Task details: Write the records out exactly as shown. No pictures.

═════ Entries shown ═════

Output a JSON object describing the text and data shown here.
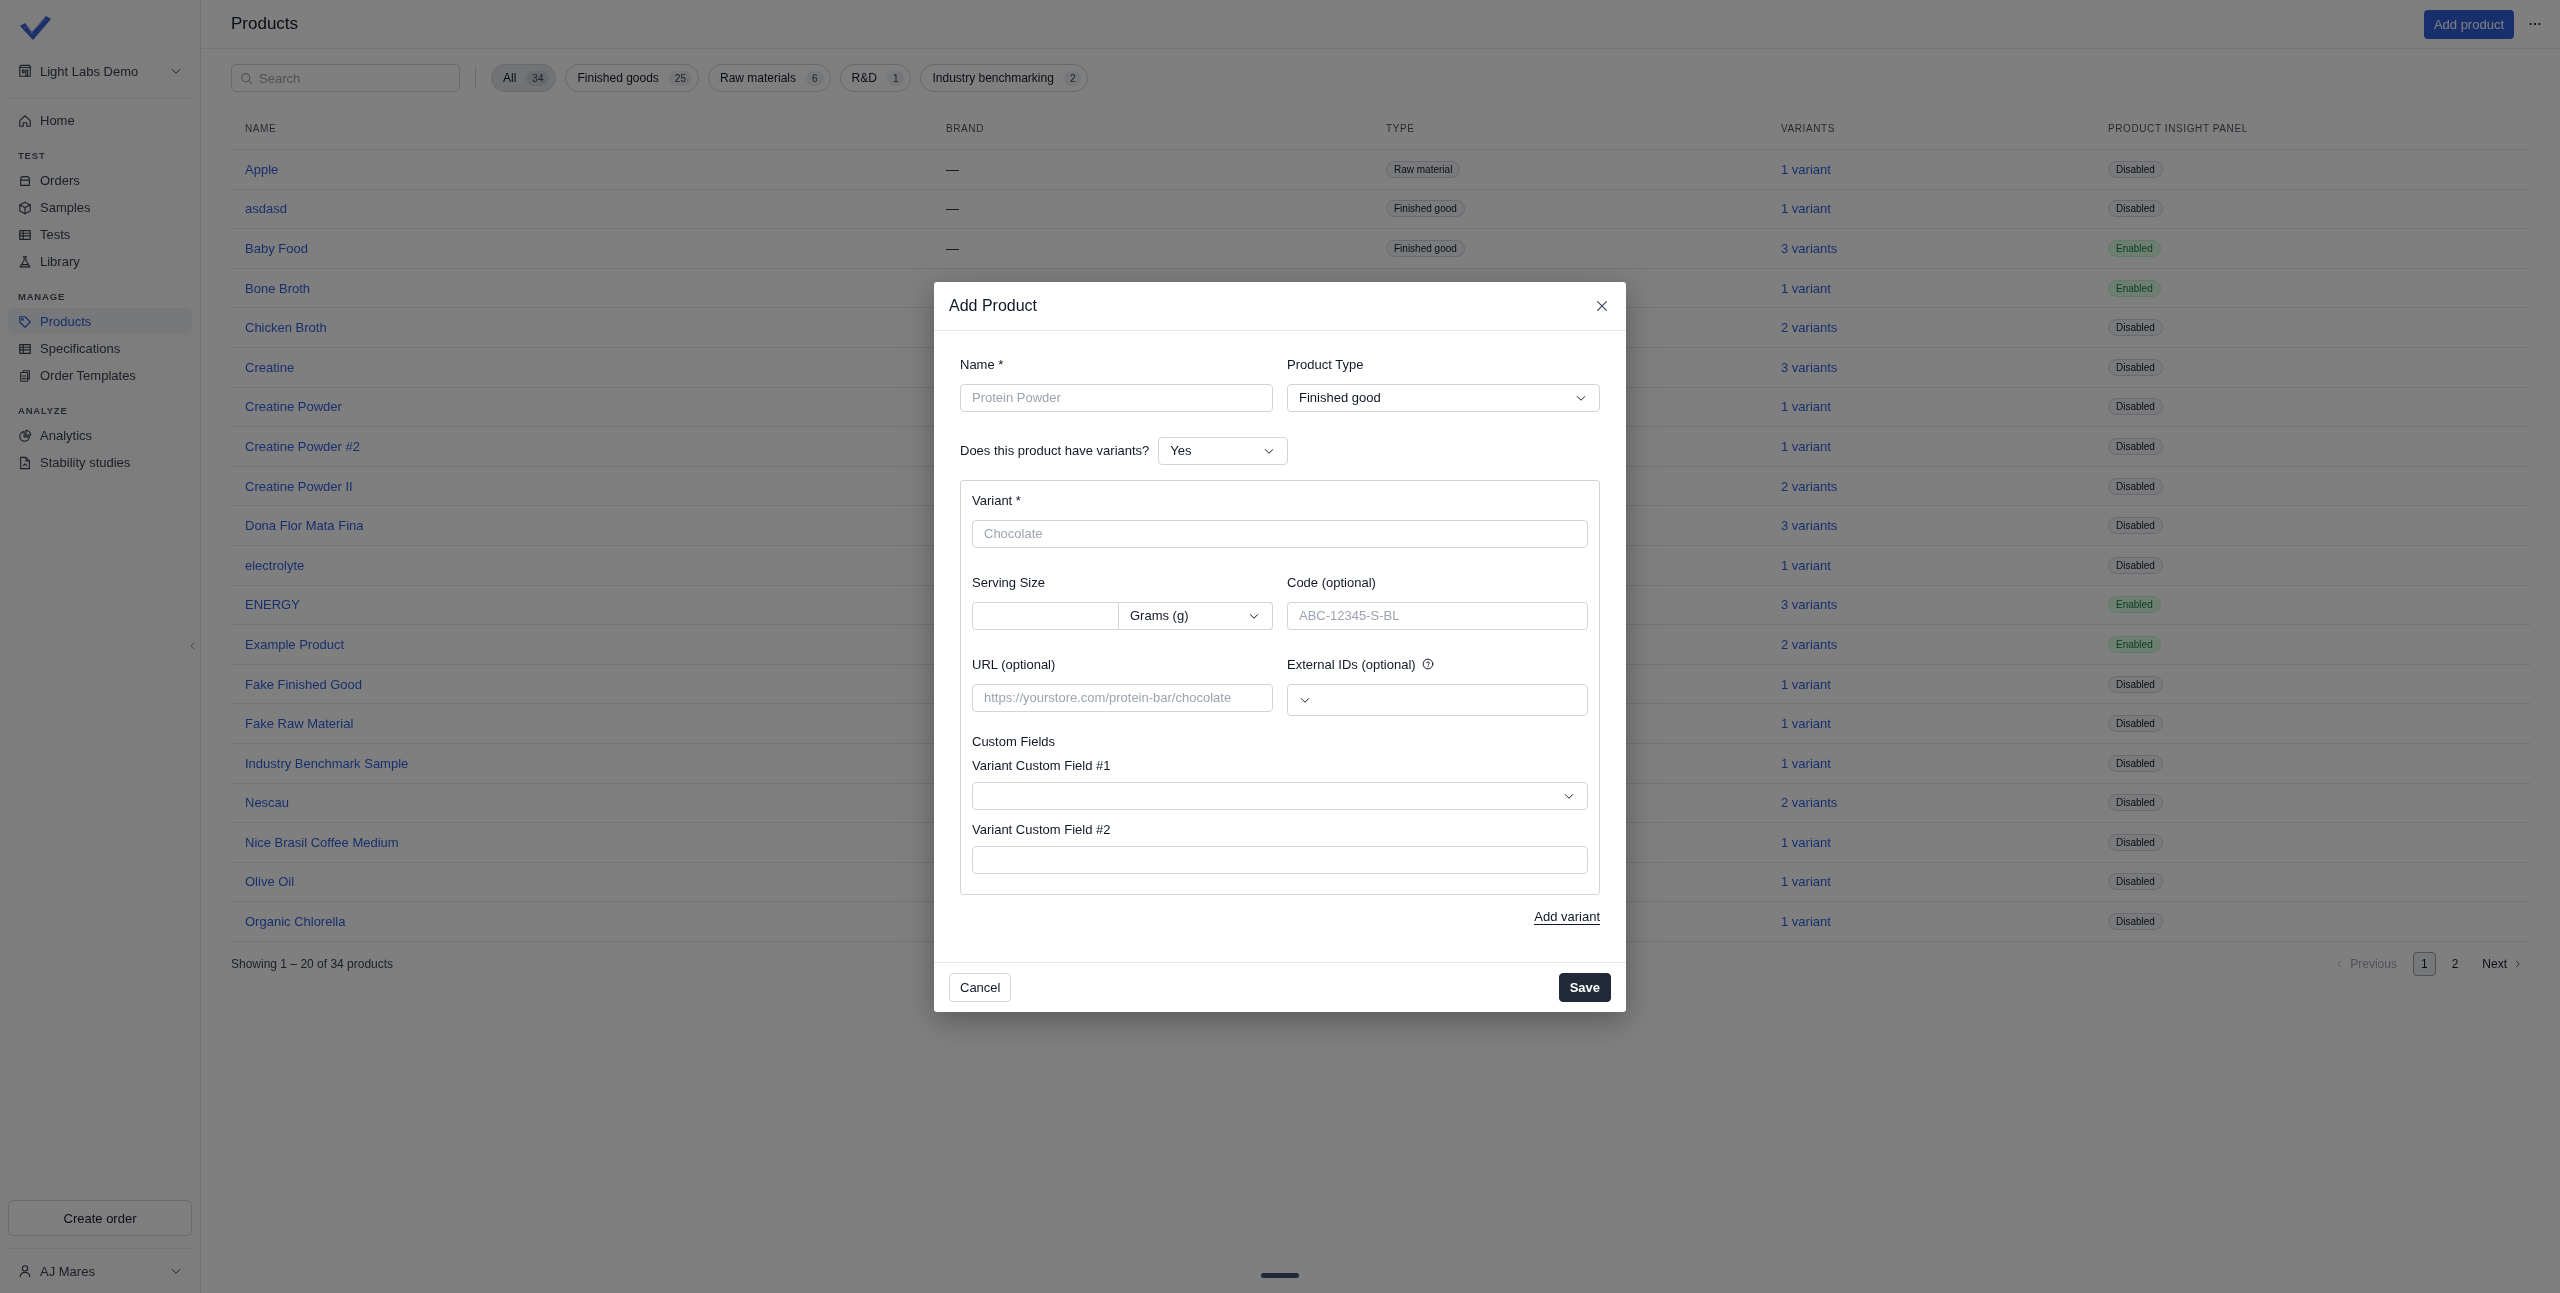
{
  "sidebar": {
    "workspace": "Light Labs Demo",
    "sections": [
      {
        "items": [
          {
            "label": "Home",
            "selected": false
          }
        ]
      },
      {
        "title": "TEST",
        "items": [
          {
            "label": "Orders",
            "selected": false
          },
          {
            "label": "Samples",
            "selected": false
          },
          {
            "label": "Tests",
            "selected": false
          },
          {
            "label": "Library",
            "selected": false
          }
        ]
      },
      {
        "title": "MANAGE",
        "items": [
          {
            "label": "Products",
            "selected": true
          },
          {
            "label": "Specifications",
            "selected": false
          },
          {
            "label": "Order Templates",
            "selected": false
          }
        ]
      },
      {
        "title": "ANALYZE",
        "items": [
          {
            "label": "Analytics",
            "selected": false
          },
          {
            "label": "Stability studies",
            "selected": false
          }
        ]
      }
    ],
    "create_button": "Create order",
    "user": "AJ Mares"
  },
  "header": {
    "title": "Products",
    "primary_button": "Add product"
  },
  "filters": {
    "search_placeholder": "Search",
    "chips": [
      {
        "label": "All",
        "count": "34",
        "selected": true
      },
      {
        "label": "Finished goods",
        "count": "25",
        "selected": false
      },
      {
        "label": "Raw materials",
        "count": "6",
        "selected": false
      },
      {
        "label": "R&D",
        "count": "1",
        "selected": false
      },
      {
        "label": "Industry benchmarking",
        "count": "2",
        "selected": false
      }
    ]
  },
  "table": {
    "columns": [
      "NAME",
      "BRAND",
      "TYPE",
      "VARIANTS",
      "PRODUCT INSIGHT PANEL"
    ],
    "rows": [
      {
        "name": "Apple",
        "brand": "—",
        "type": "Raw material",
        "variants": "1 variant",
        "panel": {
          "label": "Disabled",
          "enabled": false
        }
      },
      {
        "name": "asdasd",
        "brand": "—",
        "type": "Finished good",
        "variants": "1 variant",
        "panel": {
          "label": "Disabled",
          "enabled": false
        }
      },
      {
        "name": "Baby Food",
        "brand": "—",
        "type": "Finished good",
        "variants": "3 variants",
        "panel": {
          "label": "Enabled",
          "enabled": true
        }
      },
      {
        "name": "Bone Broth",
        "variants": "1 variant",
        "panel": {
          "label": "Enabled",
          "enabled": true
        }
      },
      {
        "name": "Chicken Broth",
        "variants": "2 variants",
        "panel": {
          "label": "Disabled",
          "enabled": false
        }
      },
      {
        "name": "Creatine",
        "variants": "3 variants",
        "panel": {
          "label": "Disabled",
          "enabled": false
        }
      },
      {
        "name": "Creatine Powder",
        "variants": "1 variant",
        "panel": {
          "label": "Disabled",
          "enabled": false
        }
      },
      {
        "name": "Creatine Powder #2",
        "variants": "1 variant",
        "panel": {
          "label": "Disabled",
          "enabled": false
        }
      },
      {
        "name": "Creatine Powder II",
        "variants": "2 variants",
        "panel": {
          "label": "Disabled",
          "enabled": false
        }
      },
      {
        "name": "Dona Flor Mata Fina",
        "variants": "3 variants",
        "panel": {
          "label": "Disabled",
          "enabled": false
        }
      },
      {
        "name": "electrolyte",
        "variants": "1 variant",
        "panel": {
          "label": "Disabled",
          "enabled": false
        }
      },
      {
        "name": "ENERGY",
        "variants": "3 variants",
        "panel": {
          "label": "Enabled",
          "enabled": true
        }
      },
      {
        "name": "Example Product",
        "variants": "2 variants",
        "panel": {
          "label": "Enabled",
          "enabled": true
        }
      },
      {
        "name": "Fake Finished Good",
        "variants": "1 variant",
        "panel": {
          "label": "Disabled",
          "enabled": false
        }
      },
      {
        "name": "Fake Raw Material",
        "variants": "1 variant",
        "panel": {
          "label": "Disabled",
          "enabled": false
        }
      },
      {
        "name": "Industry Benchmark Sample",
        "variants": "1 variant",
        "panel": {
          "label": "Disabled",
          "enabled": false
        }
      },
      {
        "name": "Nescau",
        "variants": "2 variants",
        "panel": {
          "label": "Disabled",
          "enabled": false
        }
      },
      {
        "name": "Nice Brasil Coffee Medium",
        "variants": "1 variant",
        "panel": {
          "label": "Disabled",
          "enabled": false
        }
      },
      {
        "name": "Olive Oil",
        "variants": "1 variant",
        "panel": {
          "label": "Disabled",
          "enabled": false
        }
      },
      {
        "name": "Organic Chlorella",
        "variants": "1 variant",
        "panel": {
          "label": "Disabled",
          "enabled": false
        }
      }
    ]
  },
  "footer": {
    "summary": "Showing 1 – 20 of 34 products",
    "previous": {
      "label": "Previous",
      "disabled": true
    },
    "pages": [
      {
        "label": "1",
        "selected": true
      },
      {
        "label": "2",
        "selected": false
      }
    ],
    "next": "Next"
  },
  "modal": {
    "title": "Add Product",
    "name": {
      "label": "Name *",
      "placeholder": "Protein Powder"
    },
    "product_type": {
      "label": "Product Type",
      "value": "Finished good"
    },
    "has_variants": {
      "label": "Does this product have variants?",
      "value": "Yes"
    },
    "variant": {
      "label": "Variant *",
      "placeholder": "Chocolate"
    },
    "serving_size": {
      "label": "Serving Size",
      "unit": "Grams (g)"
    },
    "code": {
      "label": "Code (optional)",
      "placeholder": "ABC-12345-S-BL"
    },
    "url": {
      "label": "URL (optional)",
      "placeholder": "https://yourstore.com/protein-bar/chocolate"
    },
    "external_ids": {
      "label": "External IDs (optional)"
    },
    "custom_fields": {
      "title": "Custom Fields",
      "fields": [
        {
          "label": "Variant Custom Field #1",
          "kind": "select"
        },
        {
          "label": "Variant Custom Field #2",
          "kind": "text"
        }
      ]
    },
    "add_variant": "Add variant",
    "cancel": "Cancel",
    "save": "Save"
  }
}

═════

Response for this exercise:
Output a JSON object describing the text and data shown here.
{
  "sidebar": {
    "workspace": "Light Labs Demo",
    "sections": [
      {
        "items": [
          {
            "label": "Home",
            "selected": false
          }
        ]
      },
      {
        "title": "TEST",
        "items": [
          {
            "label": "Orders",
            "selected": false
          },
          {
            "label": "Samples",
            "selected": false
          },
          {
            "label": "Tests",
            "selected": false
          },
          {
            "label": "Library",
            "selected": false
          }
        ]
      },
      {
        "title": "MANAGE",
        "items": [
          {
            "label": "Products",
            "selected": true
          },
          {
            "label": "Specifications",
            "selected": false
          },
          {
            "label": "Order Templates",
            "selected": false
          }
        ]
      },
      {
        "title": "ANALYZE",
        "items": [
          {
            "label": "Analytics",
            "selected": false
          },
          {
            "label": "Stability studies",
            "selected": false
          }
        ]
      }
    ],
    "create_button": "Create order",
    "user": "AJ Mares"
  },
  "header": {
    "title": "Products",
    "primary_button": "Add product"
  },
  "filters": {
    "search_placeholder": "Search",
    "chips": [
      {
        "label": "All",
        "count": "34",
        "selected": true
      },
      {
        "label": "Finished goods",
        "count": "25",
        "selected": false
      },
      {
        "label": "Raw materials",
        "count": "6",
        "selected": false
      },
      {
        "label": "R&D",
        "count": "1",
        "selected": false
      },
      {
        "label": "Industry benchmarking",
        "count": "2",
        "selected": false
      }
    ]
  },
  "table": {
    "columns": [
      "NAME",
      "BRAND",
      "TYPE",
      "VARIANTS",
      "PRODUCT INSIGHT PANEL"
    ],
    "rows": [
      {
        "name": "Apple",
        "brand": "—",
        "type": "Raw material",
        "variants": "1 variant",
        "panel": {
          "label": "Disabled",
          "enabled": false
        }
      },
      {
        "name": "asdasd",
        "brand": "—",
        "type": "Finished good",
        "variants": "1 variant",
        "panel": {
          "label": "Disabled",
          "enabled": false
        }
      },
      {
        "name": "Baby Food",
        "brand": "—",
        "type": "Finished good",
        "variants": "3 variants",
        "panel": {
          "label": "Enabled",
          "enabled": true
        }
      },
      {
        "name": "Bone Broth",
        "variants": "1 variant",
        "panel": {
          "label": "Enabled",
          "enabled": true
        }
      },
      {
        "name": "Chicken Broth",
        "variants": "2 variants",
        "panel": {
          "label": "Disabled",
          "enabled": false
        }
      },
      {
        "name": "Creatine",
        "variants": "3 variants",
        "panel": {
          "label": "Disabled",
          "enabled": false
        }
      },
      {
        "name": "Creatine Powder",
        "variants": "1 variant",
        "panel": {
          "label": "Disabled",
          "enabled": false
        }
      },
      {
        "name": "Creatine Powder #2",
        "variants": "1 variant",
        "panel": {
          "label": "Disabled",
          "enabled": false
        }
      },
      {
        "name": "Creatine Powder II",
        "variants": "2 variants",
        "panel": {
          "label": "Disabled",
          "enabled": false
        }
      },
      {
        "name": "Dona Flor Mata Fina",
        "variants": "3 variants",
        "panel": {
          "label": "Disabled",
          "enabled": false
        }
      },
      {
        "name": "electrolyte",
        "variants": "1 variant",
        "panel": {
          "label": "Disabled",
          "enabled": false
        }
      },
      {
        "name": "ENERGY",
        "variants": "3 variants",
        "panel": {
          "label": "Enabled",
          "enabled": true
        }
      },
      {
        "name": "Example Product",
        "variants": "2 variants",
        "panel": {
          "label": "Enabled",
          "enabled": true
        }
      },
      {
        "name": "Fake Finished Good",
        "variants": "1 variant",
        "panel": {
          "label": "Disabled",
          "enabled": false
        }
      },
      {
        "name": "Fake Raw Material",
        "variants": "1 variant",
        "panel": {
          "label": "Disabled",
          "enabled": false
        }
      },
      {
        "name": "Industry Benchmark Sample",
        "variants": "1 variant",
        "panel": {
          "label": "Disabled",
          "enabled": false
        }
      },
      {
        "name": "Nescau",
        "variants": "2 variants",
        "panel": {
          "label": "Disabled",
          "enabled": false
        }
      },
      {
        "name": "Nice Brasil Coffee Medium",
        "variants": "1 variant",
        "panel": {
          "label": "Disabled",
          "enabled": false
        }
      },
      {
        "name": "Olive Oil",
        "variants": "1 variant",
        "panel": {
          "label": "Disabled",
          "enabled": false
        }
      },
      {
        "name": "Organic Chlorella",
        "variants": "1 variant",
        "panel": {
          "label": "Disabled",
          "enabled": false
        }
      }
    ]
  },
  "footer": {
    "summary": "Showing 1 – 20 of 34 products",
    "previous": {
      "label": "Previous",
      "disabled": true
    },
    "pages": [
      {
        "label": "1",
        "selected": true
      },
      {
        "label": "2",
        "selected": false
      }
    ],
    "next": "Next"
  },
  "modal": {
    "title": "Add Product",
    "name": {
      "label": "Name *",
      "placeholder": "Protein Powder"
    },
    "product_type": {
      "label": "Product Type",
      "value": "Finished good"
    },
    "has_variants": {
      "label": "Does this product have variants?",
      "value": "Yes"
    },
    "variant": {
      "label": "Variant *",
      "placeholder": "Chocolate"
    },
    "serving_size": {
      "label": "Serving Size",
      "unit": "Grams (g)"
    },
    "code": {
      "label": "Code (optional)",
      "placeholder": "ABC-12345-S-BL"
    },
    "url": {
      "label": "URL (optional)",
      "placeholder": "https://yourstore.com/protein-bar/chocolate"
    },
    "external_ids": {
      "label": "External IDs (optional)"
    },
    "custom_fields": {
      "title": "Custom Fields",
      "fields": [
        {
          "label": "Variant Custom Field #1",
          "kind": "select"
        },
        {
          "label": "Variant Custom Field #2",
          "kind": "text"
        }
      ]
    },
    "add_variant": "Add variant",
    "cancel": "Cancel",
    "save": "Save"
  }
}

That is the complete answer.